Brakes are applied in a car when one needs to slow down or stop. However, some drivers have a habit of constantly using brakes when even lifting off your foot from the accelerator can do the job. Unnecessary usage of brakes not only leads to wear and tear of brake pads but also lowers the fuel efficiency. This is because every time you apply brakes, the speed of the car reduces by quite a margin and the engine has to again work hard to bring up the speed when the accelerator is pressed. Therefore, only use brakes when required and try to learn other practices such as engine braking.
Weather does not affect mileage
It does, though not in a very big way. Every engine has an optimum temperature at which it can perform best. However, in winters, reaching the optimum engine temperature takes much more time than say in summers. Several other complicated bits inside and around the engine also don’t function well until the optimum temperature is reached and hence more fuel is burnt to produce the same amount of power that the engine usually develops at lower RPMs. Hence, fuel efficiency takes a hit during winters. Those of you who might be thinking summers to be the time of good fuel efficiency, think again. During summers, the AC is used which takes a toll on the mileage. High wind conditions can also affect fuel efficiency and so do other weather conditions like rain.

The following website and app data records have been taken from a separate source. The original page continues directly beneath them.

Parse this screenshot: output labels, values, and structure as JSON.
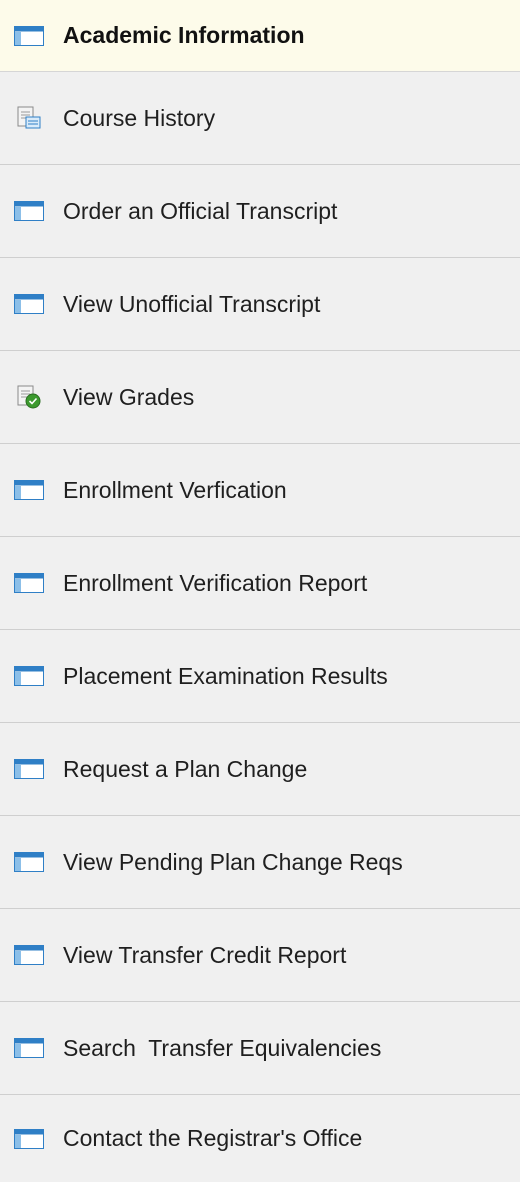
{
  "menu": {
    "header": {
      "label": "Academic Information",
      "icon": "window-icon"
    },
    "items": [
      {
        "label": "Course History",
        "icon": "document-icon"
      },
      {
        "label": "Order an Official Transcript",
        "icon": "window-icon"
      },
      {
        "label": "View Unofficial Transcript",
        "icon": "window-icon"
      },
      {
        "label": "View Grades",
        "icon": "grades-document-icon"
      },
      {
        "label": "Enrollment Verfication",
        "icon": "window-icon"
      },
      {
        "label": "Enrollment Verification Report",
        "icon": "window-icon"
      },
      {
        "label": "Placement Examination Results",
        "icon": "window-icon"
      },
      {
        "label": "Request a Plan Change",
        "icon": "window-icon"
      },
      {
        "label": "View Pending Plan Change Reqs",
        "icon": "window-icon"
      },
      {
        "label": "View Transfer Credit Report",
        "icon": "window-icon"
      },
      {
        "label": "Search  Transfer Equivalencies",
        "icon": "window-icon"
      },
      {
        "label": "Contact the Registrar's Office",
        "icon": "window-icon"
      }
    ]
  },
  "colors": {
    "header_bg": "#fdfbea",
    "item_bg": "#f0f0f0",
    "divider": "#cfcfcf",
    "icon_blue": "#2e7fc7"
  }
}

Weight and fuel efficiency are not related
Putting it simply, the lighter your car is, the less work engine has to do in order to move it. And the lesser work an engine does, the better is its fuel efficiency as the fuel consumption is less. Therefore, don’t overload your vehicle and also remove unnecessary heavy goods from your boot if you don’t need them. Creating a dump yard inside your car will only result in lower mileage.
Keeping clutch pressed while standstill does not affect mileage
Keeping your foot on the clutch lever even when the car is stationary (with the engine on of course) is another thing you are doing wrong. In fact, keeping your foot on the clutch is completely wrong in any scenario except when changing gears or when in heavy traffic. This not only wears down your clutch plate but also affects the fuel efficiency negatively.
Mileage has no connection with Regular servicing
Getting your car serviced regularly is very important for it to function at its best but sadly, many drivers neglect this fact. Regular servicing is one of the simplest ways to ensure that your car runs trouble free in the long run and its mileage is kept at optimum levels. This is because when all the components of a car including the engine and other bits are serviced, all oils checked and other checkups are done, the car is ready to perform at its full potential. When the engine is running problem free, its fuel efficiency automatically goes up.